TASK BRIEF: Could you repeat the records below exactly as written?

Dataset rows for apps and sites:
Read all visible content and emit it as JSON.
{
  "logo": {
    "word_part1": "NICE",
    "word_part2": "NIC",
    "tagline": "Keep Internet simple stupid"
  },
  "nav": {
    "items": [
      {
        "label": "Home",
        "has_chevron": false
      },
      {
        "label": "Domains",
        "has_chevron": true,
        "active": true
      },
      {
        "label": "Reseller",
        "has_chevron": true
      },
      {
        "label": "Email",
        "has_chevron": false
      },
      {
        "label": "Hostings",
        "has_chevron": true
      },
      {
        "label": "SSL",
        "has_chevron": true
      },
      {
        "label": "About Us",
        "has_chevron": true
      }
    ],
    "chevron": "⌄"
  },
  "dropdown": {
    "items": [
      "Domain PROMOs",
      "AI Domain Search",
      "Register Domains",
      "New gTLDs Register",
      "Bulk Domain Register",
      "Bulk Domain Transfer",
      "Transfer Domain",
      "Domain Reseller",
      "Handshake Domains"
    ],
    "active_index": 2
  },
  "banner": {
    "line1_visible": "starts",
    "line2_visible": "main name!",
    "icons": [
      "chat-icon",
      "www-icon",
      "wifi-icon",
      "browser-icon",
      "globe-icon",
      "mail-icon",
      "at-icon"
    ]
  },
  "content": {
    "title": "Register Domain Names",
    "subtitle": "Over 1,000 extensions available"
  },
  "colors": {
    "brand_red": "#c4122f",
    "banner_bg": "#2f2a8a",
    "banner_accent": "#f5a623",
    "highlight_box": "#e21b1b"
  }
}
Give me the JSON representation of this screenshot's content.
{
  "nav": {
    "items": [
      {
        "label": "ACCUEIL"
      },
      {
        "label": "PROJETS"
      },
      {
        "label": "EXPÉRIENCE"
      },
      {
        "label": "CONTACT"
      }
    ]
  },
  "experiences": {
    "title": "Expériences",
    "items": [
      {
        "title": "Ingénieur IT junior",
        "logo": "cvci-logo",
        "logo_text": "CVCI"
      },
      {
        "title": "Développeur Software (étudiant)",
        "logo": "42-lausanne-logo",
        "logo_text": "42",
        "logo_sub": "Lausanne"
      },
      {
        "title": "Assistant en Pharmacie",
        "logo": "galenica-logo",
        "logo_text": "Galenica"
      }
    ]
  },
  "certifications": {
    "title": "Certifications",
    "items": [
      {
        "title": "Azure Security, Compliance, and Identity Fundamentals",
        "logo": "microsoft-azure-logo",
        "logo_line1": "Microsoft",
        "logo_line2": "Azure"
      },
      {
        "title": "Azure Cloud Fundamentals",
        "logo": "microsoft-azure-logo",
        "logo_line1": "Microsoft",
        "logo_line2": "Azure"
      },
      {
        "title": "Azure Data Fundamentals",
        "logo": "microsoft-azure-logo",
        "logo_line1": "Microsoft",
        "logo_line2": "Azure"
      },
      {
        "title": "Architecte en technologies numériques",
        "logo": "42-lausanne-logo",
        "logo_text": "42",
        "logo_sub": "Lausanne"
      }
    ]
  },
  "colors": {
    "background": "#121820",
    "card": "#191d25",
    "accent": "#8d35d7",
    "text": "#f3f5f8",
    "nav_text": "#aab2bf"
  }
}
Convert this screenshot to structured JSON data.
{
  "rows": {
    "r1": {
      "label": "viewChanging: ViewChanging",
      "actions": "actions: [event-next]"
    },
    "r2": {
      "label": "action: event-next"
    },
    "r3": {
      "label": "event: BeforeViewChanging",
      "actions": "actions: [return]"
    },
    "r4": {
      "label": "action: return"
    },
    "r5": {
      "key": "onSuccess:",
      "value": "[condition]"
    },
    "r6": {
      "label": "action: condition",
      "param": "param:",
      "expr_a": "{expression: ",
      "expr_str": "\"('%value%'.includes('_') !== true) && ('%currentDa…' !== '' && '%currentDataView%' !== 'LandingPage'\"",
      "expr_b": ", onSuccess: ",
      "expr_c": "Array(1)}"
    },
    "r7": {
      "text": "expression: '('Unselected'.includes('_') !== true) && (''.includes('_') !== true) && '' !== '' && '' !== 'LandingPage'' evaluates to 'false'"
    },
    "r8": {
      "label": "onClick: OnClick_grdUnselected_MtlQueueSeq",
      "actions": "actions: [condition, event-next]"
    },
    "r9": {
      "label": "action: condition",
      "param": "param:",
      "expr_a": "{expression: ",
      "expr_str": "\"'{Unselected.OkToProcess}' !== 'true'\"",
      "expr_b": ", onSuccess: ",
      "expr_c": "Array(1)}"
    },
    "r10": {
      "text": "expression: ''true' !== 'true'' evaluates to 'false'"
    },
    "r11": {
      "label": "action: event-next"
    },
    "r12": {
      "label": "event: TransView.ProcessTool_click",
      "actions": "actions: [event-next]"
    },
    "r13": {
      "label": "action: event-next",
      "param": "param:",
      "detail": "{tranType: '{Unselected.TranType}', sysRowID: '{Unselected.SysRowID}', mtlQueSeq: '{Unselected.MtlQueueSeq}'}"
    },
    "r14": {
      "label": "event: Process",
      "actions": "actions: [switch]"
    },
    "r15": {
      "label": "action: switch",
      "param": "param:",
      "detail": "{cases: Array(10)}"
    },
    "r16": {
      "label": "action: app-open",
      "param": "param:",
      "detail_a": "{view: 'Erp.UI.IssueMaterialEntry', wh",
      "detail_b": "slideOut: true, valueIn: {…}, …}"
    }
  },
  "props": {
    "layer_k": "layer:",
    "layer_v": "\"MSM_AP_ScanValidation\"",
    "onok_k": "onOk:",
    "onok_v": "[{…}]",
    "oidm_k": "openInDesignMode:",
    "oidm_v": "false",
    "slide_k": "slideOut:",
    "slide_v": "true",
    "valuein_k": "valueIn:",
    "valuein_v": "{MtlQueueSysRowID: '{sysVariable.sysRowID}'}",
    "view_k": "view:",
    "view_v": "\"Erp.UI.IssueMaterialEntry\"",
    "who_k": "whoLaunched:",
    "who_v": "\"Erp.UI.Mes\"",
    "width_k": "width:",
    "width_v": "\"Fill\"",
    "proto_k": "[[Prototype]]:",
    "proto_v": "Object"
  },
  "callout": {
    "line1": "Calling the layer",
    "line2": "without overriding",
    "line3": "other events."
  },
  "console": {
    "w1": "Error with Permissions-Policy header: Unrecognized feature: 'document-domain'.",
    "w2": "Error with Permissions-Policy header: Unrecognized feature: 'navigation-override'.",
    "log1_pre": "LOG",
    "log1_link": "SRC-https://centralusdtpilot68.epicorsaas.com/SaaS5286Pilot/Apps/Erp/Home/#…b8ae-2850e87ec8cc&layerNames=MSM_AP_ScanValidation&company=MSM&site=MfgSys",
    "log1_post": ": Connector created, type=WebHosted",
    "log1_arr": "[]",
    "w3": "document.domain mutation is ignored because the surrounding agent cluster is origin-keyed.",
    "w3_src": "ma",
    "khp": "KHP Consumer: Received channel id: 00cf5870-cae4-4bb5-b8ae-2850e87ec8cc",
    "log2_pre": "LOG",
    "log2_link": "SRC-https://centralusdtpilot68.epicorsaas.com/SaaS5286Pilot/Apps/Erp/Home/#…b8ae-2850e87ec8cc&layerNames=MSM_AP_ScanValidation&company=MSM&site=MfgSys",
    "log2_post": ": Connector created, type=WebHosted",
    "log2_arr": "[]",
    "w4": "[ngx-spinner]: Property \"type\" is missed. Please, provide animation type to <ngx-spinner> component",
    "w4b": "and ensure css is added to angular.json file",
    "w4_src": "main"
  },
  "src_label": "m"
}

FINISHED EXERCISE:
Read all visible content and emit it as JSON.
{
  "logo": {
    "word_part1": "NICE",
    "word_part2": "NIC",
    "tagline": "Keep Internet simple stupid"
  },
  "nav": {
    "items": [
      {
        "label": "Home",
        "has_chevron": false
      },
      {
        "label": "Domains",
        "has_chevron": true,
        "active": true
      },
      {
        "label": "Reseller",
        "has_chevron": true
      },
      {
        "label": "Email",
        "has_chevron": false
      },
      {
        "label": "Hostings",
        "has_chevron": true
      },
      {
        "label": "SSL",
        "has_chevron": true
      },
      {
        "label": "About Us",
        "has_chevron": true
      }
    ],
    "chevron": "⌄"
  },
  "dropdown": {
    "items": [
      "Domain PROMOs",
      "AI Domain Search",
      "Register Domains",
      "New gTLDs Register",
      "Bulk Domain Register",
      "Bulk Domain Transfer",
      "Transfer Domain",
      "Domain Reseller",
      "Handshake Domains"
    ],
    "active_index": 2
  },
  "banner": {
    "line1_visible": "starts",
    "line2_visible": "main name!",
    "icons": [
      "chat-icon",
      "www-icon",
      "wifi-icon",
      "browser-icon",
      "globe-icon",
      "mail-icon",
      "at-icon"
    ]
  },
  "content": {
    "title": "Register Domain Names",
    "subtitle": "Over 1,000 extensions available"
  },
  "colors": {
    "brand_red": "#c4122f",
    "banner_bg": "#2f2a8a",
    "banner_accent": "#f5a623",
    "highlight_box": "#e21b1b"
  }
}
Give me the JSON representation of this screenshot's content.
{
  "nav": {
    "items": [
      {
        "label": "ACCUEIL"
      },
      {
        "label": "PROJETS"
      },
      {
        "label": "EXPÉRIENCE"
      },
      {
        "label": "CONTACT"
      }
    ]
  },
  "experiences": {
    "title": "Expériences",
    "items": [
      {
        "title": "Ingénieur IT junior",
        "logo": "cvci-logo",
        "logo_text": "CVCI"
      },
      {
        "title": "Développeur Software (étudiant)",
        "logo": "42-lausanne-logo",
        "logo_text": "42",
        "logo_sub": "Lausanne"
      },
      {
        "title": "Assistant en Pharmacie",
        "logo": "galenica-logo",
        "logo_text": "Galenica"
      }
    ]
  },
  "certifications": {
    "title": "Certifications",
    "items": [
      {
        "title": "Azure Security, Compliance, and Identity Fundamentals",
        "logo": "microsoft-azure-logo",
        "logo_line1": "Microsoft",
        "logo_line2": "Azure"
      },
      {
        "title": "Azure Cloud Fundamentals",
        "logo": "microsoft-azure-logo",
        "logo_line1": "Microsoft",
        "logo_line2": "Azure"
      },
      {
        "title": "Azure Data Fundamentals",
        "logo": "microsoft-azure-logo",
        "logo_line1": "Microsoft",
        "logo_line2": "Azure"
      },
      {
        "title": "Architecte en technologies numériques",
        "logo": "42-lausanne-logo",
        "logo_text": "42",
        "logo_sub": "Lausanne"
      }
    ]
  },
  "colors": {
    "background": "#121820",
    "card": "#191d25",
    "accent": "#8d35d7",
    "text": "#f3f5f8",
    "nav_text": "#aab2bf"
  }
}
Convert this screenshot to structured JSON data.
{
  "rows": {
    "r1": {
      "label": "viewChanging: ViewChanging",
      "actions": "actions: [event-next]"
    },
    "r2": {
      "label": "action: event-next"
    },
    "r3": {
      "label": "event: BeforeViewChanging",
      "actions": "actions: [return]"
    },
    "r4": {
      "label": "action: return"
    },
    "r5": {
      "key": "onSuccess:",
      "value": "[condition]"
    },
    "r6": {
      "label": "action: condition",
      "param": "param:",
      "expr_a": "{expression: ",
      "expr_str": "\"('%value%'.includes('_') !== true) && ('%currentDa…' !== '' && '%currentDataView%' !== 'LandingPage'\"",
      "expr_b": ", onSuccess: ",
      "expr_c": "Array(1)}"
    },
    "r7": {
      "text": "expression: '('Unselected'.includes('_') !== true) && (''.includes('_') !== true) && '' !== '' && '' !== 'LandingPage'' evaluates to 'false'"
    },
    "r8": {
      "label": "onClick: OnClick_grdUnselected_MtlQueueSeq",
      "actions": "actions: [condition, event-next]"
    },
    "r9": {
      "label": "action: condition",
      "param": "param:",
      "expr_a": "{expression: ",
      "expr_str": "\"'{Unselected.OkToProcess}' !== 'true'\"",
      "expr_b": ", onSuccess: ",
      "expr_c": "Array(1)}"
    },
    "r10": {
      "text": "expression: ''true' !== 'true'' evaluates to 'false'"
    },
    "r11": {
      "label": "action: event-next"
    },
    "r12": {
      "label": "event: TransView.ProcessTool_click",
      "actions": "actions: [event-next]"
    },
    "r13": {
      "label": "action: event-next",
      "param": "param:",
      "detail": "{tranType: '{Unselected.TranType}', sysRowID: '{Unselected.SysRowID}', mtlQueSeq: '{Unselected.MtlQueueSeq}'}"
    },
    "r14": {
      "label": "event: Process",
      "actions": "actions: [switch]"
    },
    "r15": {
      "label": "action: switch",
      "param": "param:",
      "detail": "{cases: Array(10)}"
    },
    "r16": {
      "label": "action: app-open",
      "param": "param:",
      "detail_a": "{view: 'Erp.UI.IssueMaterialEntry', wh",
      "detail_b": "slideOut: true, valueIn: {…}, …}"
    }
  },
  "props": {
    "layer_k": "layer:",
    "layer_v": "\"MSM_AP_ScanValidation\"",
    "onok_k": "onOk:",
    "onok_v": "[{…}]",
    "oidm_k": "openInDesignMode:",
    "oidm_v": "false",
    "slide_k": "slideOut:",
    "slide_v": "true",
    "valuein_k": "valueIn:",
    "valuein_v": "{MtlQueueSysRowID: '{sysVariable.sysRowID}'}",
    "view_k": "view:",
    "view_v": "\"Erp.UI.IssueMaterialEntry\"",
    "who_k": "whoLaunched:",
    "who_v": "\"Erp.UI.Mes\"",
    "width_k": "width:",
    "width_v": "\"Fill\"",
    "proto_k": "[[Prototype]]:",
    "proto_v": "Object"
  },
  "callout": {
    "line1": "Calling the layer",
    "line2": "without overriding",
    "line3": "other events."
  },
  "console": {
    "w1": "Error with Permissions-Policy header: Unrecognized feature: 'document-domain'.",
    "w2": "Error with Permissions-Policy header: Unrecognized feature: 'navigation-override'.",
    "log1_pre": "LOG",
    "log1_link": "SRC-https://centralusdtpilot68.epicorsaas.com/SaaS5286Pilot/Apps/Erp/Home/#…b8ae-2850e87ec8cc&layerNames=MSM_AP_ScanValidation&company=MSM&site=MfgSys",
    "log1_post": ": Connector created, type=WebHosted",
    "log1_arr": "[]",
    "w3": "document.domain mutation is ignored because the surrounding agent cluster is origin-keyed.",
    "w3_src": "ma",
    "khp": "KHP Consumer: Received channel id: 00cf5870-cae4-4bb5-b8ae-2850e87ec8cc",
    "log2_pre": "LOG",
    "log2_link": "SRC-https://centralusdtpilot68.epicorsaas.com/SaaS5286Pilot/Apps/Erp/Home/#…b8ae-2850e87ec8cc&layerNames=MSM_AP_ScanValidation&company=MSM&site=MfgSys",
    "log2_post": ": Connector created, type=WebHosted",
    "log2_arr": "[]",
    "w4": "[ngx-spinner]: Property \"type\" is missed. Please, provide animation type to <ngx-spinner> component",
    "w4b": "and ensure css is added to angular.json file",
    "w4_src": "main"
  },
  "src_label": "m"
}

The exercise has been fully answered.